rolling. Doesn’t the annealing ‘undo’ the molecular alinement you
achieve from forging? What does forging on all side accomplish?
Isthis advise also applicable to high carat gold? I’m never really
sure if I’m getting a benefit from forging before annealing. Thanks
to those who know these things for sharing their knowledge.

Leslie Chapman
Fortymile Gold


#17

Leslie- Well the technical answer to your question is “Heck if I
know”.

All I know is that my ingots don’t crack on the edges if I forge
first.

James Binnion should know the real metallurgical answer.

Have fun and make lots of jewelry.
Jo Haemer
timothywgreen.com


#18

Hello Leslie.

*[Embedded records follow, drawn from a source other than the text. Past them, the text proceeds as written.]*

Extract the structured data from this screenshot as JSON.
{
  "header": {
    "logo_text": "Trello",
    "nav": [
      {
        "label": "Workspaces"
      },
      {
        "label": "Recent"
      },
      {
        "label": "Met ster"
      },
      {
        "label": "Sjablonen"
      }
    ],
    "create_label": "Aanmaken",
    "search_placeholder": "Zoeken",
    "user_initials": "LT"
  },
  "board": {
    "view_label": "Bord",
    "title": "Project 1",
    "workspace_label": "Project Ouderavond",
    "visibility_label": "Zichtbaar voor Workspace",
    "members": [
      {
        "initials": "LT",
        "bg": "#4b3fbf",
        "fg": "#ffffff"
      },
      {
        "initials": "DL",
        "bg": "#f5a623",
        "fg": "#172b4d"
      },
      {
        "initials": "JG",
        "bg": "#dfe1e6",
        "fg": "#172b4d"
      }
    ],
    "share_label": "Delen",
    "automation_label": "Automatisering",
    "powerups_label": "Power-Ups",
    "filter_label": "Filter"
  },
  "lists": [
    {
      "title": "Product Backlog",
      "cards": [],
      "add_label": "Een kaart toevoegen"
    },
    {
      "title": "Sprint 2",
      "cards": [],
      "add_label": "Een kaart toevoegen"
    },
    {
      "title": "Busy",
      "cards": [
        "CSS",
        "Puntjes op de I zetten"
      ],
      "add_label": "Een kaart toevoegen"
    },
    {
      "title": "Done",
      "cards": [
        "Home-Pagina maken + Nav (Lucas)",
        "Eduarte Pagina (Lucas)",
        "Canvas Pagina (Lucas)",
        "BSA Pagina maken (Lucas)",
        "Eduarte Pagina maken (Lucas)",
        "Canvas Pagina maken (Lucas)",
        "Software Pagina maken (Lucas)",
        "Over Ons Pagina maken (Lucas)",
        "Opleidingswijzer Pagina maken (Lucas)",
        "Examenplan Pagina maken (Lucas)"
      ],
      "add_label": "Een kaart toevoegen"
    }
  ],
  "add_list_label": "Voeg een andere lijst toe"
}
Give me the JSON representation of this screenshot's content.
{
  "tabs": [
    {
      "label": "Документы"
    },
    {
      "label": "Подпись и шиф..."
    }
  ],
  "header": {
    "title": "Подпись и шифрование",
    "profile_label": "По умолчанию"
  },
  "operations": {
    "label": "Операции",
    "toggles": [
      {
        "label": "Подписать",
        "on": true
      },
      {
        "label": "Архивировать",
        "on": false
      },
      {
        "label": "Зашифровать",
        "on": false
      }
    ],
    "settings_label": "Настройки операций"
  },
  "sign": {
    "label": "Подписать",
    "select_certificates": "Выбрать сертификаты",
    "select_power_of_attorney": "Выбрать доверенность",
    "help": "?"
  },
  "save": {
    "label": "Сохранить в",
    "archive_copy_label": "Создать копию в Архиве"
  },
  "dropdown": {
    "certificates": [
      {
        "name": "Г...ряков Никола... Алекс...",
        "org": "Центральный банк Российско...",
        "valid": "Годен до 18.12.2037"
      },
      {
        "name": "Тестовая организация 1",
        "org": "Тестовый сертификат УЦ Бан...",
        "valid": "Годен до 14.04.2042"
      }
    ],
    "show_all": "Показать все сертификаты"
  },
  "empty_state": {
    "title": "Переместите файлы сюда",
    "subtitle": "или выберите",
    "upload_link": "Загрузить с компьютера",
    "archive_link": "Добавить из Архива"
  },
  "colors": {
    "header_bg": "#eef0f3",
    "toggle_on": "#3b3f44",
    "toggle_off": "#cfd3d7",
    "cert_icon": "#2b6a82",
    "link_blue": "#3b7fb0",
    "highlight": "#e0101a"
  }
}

I had the same problem with my 18 carat palladium white gold. The
refiner told me palladium white gold is a very sensitive to oxygen
from the air or from an oxidising flame. It?s a palladium in the
metal that does it. You need to use a neutral flame and keep this
flame on the metal at all times so that the molten metal is not
exposed to the oxygen in the air. When you pour the metal play the
flame over the bar in the skillet to prevent the oxygen from coming
into contact with the metal.

I have done this for about a year now and my palladium white golds
roll like they have just come from the refiner’s. I have passed this
technique onto other jewellers I know and they have had the same
results.

This will only work if your metals are clean. Unfortunately if you
have impurities in your metals this technique won’t help.